The Canadian Mint recently declared that they can do better than BitCoins:
“The system we would bring in would be backed by a fund. Bitcoin may work for the small group of people that believe in its value, but that could change very suddenly.” – Marc Brule, Chief Financial Officer, Royal Canadian Mint
The Canadian Mint’s currency is called MintChips. They will be produced by the Mint, which can control inflation. MintChip transactions are superficially anonymous, but it’s not clear how well they’d stand up to law enforcement.
Instead of a cryptographic algorithm, MintChip security will be based on trusted hardware. Using hardware means that the system is not just decentralized but distributed and can be used with no Internet connection (although that’s becoming less of a problem any day). The hardware will be hackable by someone with sufficient resources. The government is used to policing paper counterfeiting, but it will likely be impossible to trace counterfeit MintChips to their source.
Although MintChips appear to be a competitor to BitCoins, there doesn’t seem to be a compelling reason for a BitCoin early adopter to switch. Instead, MintChips are probably competition for credit card companies, PayPal and iTunes. The transaction fees charged by those companies add friction to the economy, so the Mint is fulfilling its mandate to make the economy more efficient. Plus, instead of those companies getting transaction fees, the Mint will make money selling MintChip hardware.
MintChips won’t have chargebacks, which vendors will like, and they’ll be accessible to more people than credit cards. The mathematics behind BitCoins are too complicated for almost anyone to verify (although complexity doesn’t seem to stop anybody from accepting fractional reserve banking) and there are a number of doomsday scenarios since BitCoins seem too good to be true. With the backing of the Canadian Mint, far more people will trust MintChips.
BitCoins are a secure, decentralized, anonymous, non-inflationary digital currency.
Just like the market for Canadian dollars is built on the group of people who believe that dollars are valid currency, the market for BitCoins is built around a distributed network of computers that “believe” in BitCoins. Each transaction, including minting new coins, requires the network to do heavy algorithmic calculations. The network is immune to attack by any group of malicious processors that is less powerful than the good group. The algorithm stops producing new coins once there are 21 million in circulation, so inflation will stop.
BitCoins themselves have no id, like the serial number on a bill. Instead, the transactions have cryptographic proofs. So you can verify that Alice gave 100 coins to Bob, but then Bob can change his name to Bruce and give 50 coins to Carol. Carol can determine that Bruce has 50 coins but not where they came from. Bruce can’t then give 75 coins to Dave because he can’t prove that he has that many – BitCoins are immune to the double-spending problem.

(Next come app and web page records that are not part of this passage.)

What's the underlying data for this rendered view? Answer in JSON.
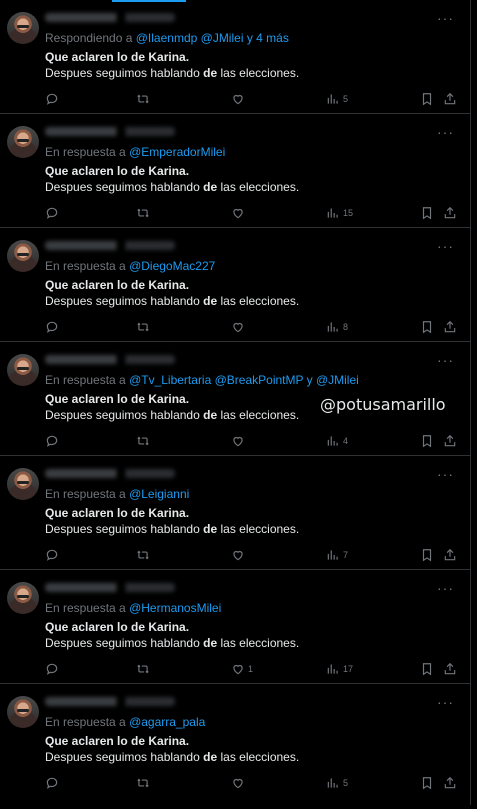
{
  "watermark": "@potusamarillo",
  "tweets": [
    {
      "reply_prefix": "Respondiendo a",
      "mentions": "@Ilaenmdp @JMilei y 4 más",
      "text_line1": "Que aclaren lo de Karina.",
      "text_line2_a": "Despues seguimos hablando",
      "text_line2_bold": "de",
      "text_line2_b": "las elecciones.",
      "likes": "",
      "views": "5"
    },
    {
      "reply_prefix": "En respuesta a",
      "mentions": "@EmperadorMilei",
      "text_line1": "Que aclaren lo de Karina.",
      "text_line2_a": "Despues seguimos hablando",
      "text_line2_bold": "de",
      "text_line2_b": "las elecciones.",
      "likes": "",
      "views": "15"
    },
    {
      "reply_prefix": "En respuesta a",
      "mentions": "@DiegoMac227",
      "text_line1": "Que aclaren lo de Karina.",
      "text_line2_a": "Despues seguimos hablando",
      "text_line2_bold": "de",
      "text_line2_b": "las elecciones.",
      "likes": "",
      "views": "8"
    },
    {
      "reply_prefix": "En respuesta a",
      "mentions": "@Tv_Libertaria @BreakPointMP y @JMilei",
      "text_line1": "Que aclaren lo de Karina.",
      "text_line2_a": "Despues seguimos hablando",
      "text_line2_bold": "de",
      "text_line2_b": "las elecciones.",
      "likes": "",
      "views": "4"
    },
    {
      "reply_prefix": "En respuesta a",
      "mentions": "@Leigianni",
      "text_line1": "Que aclaren lo de Karina.",
      "text_line2_a": "Despues seguimos hablando",
      "text_line2_bold": "de",
      "text_line2_b": "las elecciones.",
      "likes": "",
      "views": "7"
    },
    {
      "reply_prefix": "En respuesta a",
      "mentions": "@HermanosMilei",
      "text_line1": "Que aclaren lo de Karina.",
      "text_line2_a": "Despues seguimos hablando",
      "text_line2_bold": "de",
      "text_line2_b": "las elecciones.",
      "likes": "1",
      "views": "17"
    },
    {
      "reply_prefix": "En respuesta a",
      "mentions": "@agarra_pala",
      "text_line1": "Que aclaren lo de Karina.",
      "text_line2_a": "Despues seguimos hablando",
      "text_line2_bold": "de",
      "text_line2_b": "las elecciones.",
      "likes": "",
      "views": "5"
    }
  ]
}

Like items in massively multiplayer online roleplaying games, BitCoins can be converted to and from real world currencies. BitCoins are of interest for tax evasion, including the tax called inflation collected by fractional reserve banking. At the moment their killer app is buying drugs online, but an untaxable currency holds a lot of potential.
Although they are cryptographically secure, the BitCoin market is probably susceptible to a coordinated political attack like the one that crippled WikiLeaks. Because they’re non-inflationary, there is a concern that people may stop spending them once their value is guaranteed to increase relative to inflationary currency. Because the market is small and unregulated, they may also be susceptible to market manipulation.
The Mint supposedly wants devs to help it build a national e-currency. Unfortunately they’re suggesting it be used for oldbad ideas from the 90s, like paying for news stories with microtransactions:
Here’s the challenge. The prize? $50k in gold bullion (y’know — because e-currency can’t be trusted).
They’re doing it right now as you read this article! Even money in your pocket is being stolen! They’re stealing it with inflation.
The concept that inflation is a tax belongs to the Austrian School of economics, which is the favorite school of cranks and has little-to-no influence on orthodox economics. But I believe the Austrians are not wrong about inflation being a tax. Where they’re wrong is claiming that this is an unreasonable tax.
Money is not a natural thing that the government shouldn’t be meddling with: money is an abstraction created by the government that they allow people to use; inflation can be seen as a fee for that use. Inflation only steals your money, not your wealth (the reason there is no safe place to horde your wealth is that technology decreases the value of every resource over time).
Inflation is harder to evade than other taxes. And unlike many taxes, inflation has side benefits. One of the most interesting benefits is debt relief: by increasing inflation, the relative size of outstanding debts decreases. This review of Margaret Atwood’s Massey Lectures predicts that central banks will increase inflation to transfer wealth from rich people to banks, which is a lot better than the current plan of transferring wealth from the middle class to banks to their rich shareholders.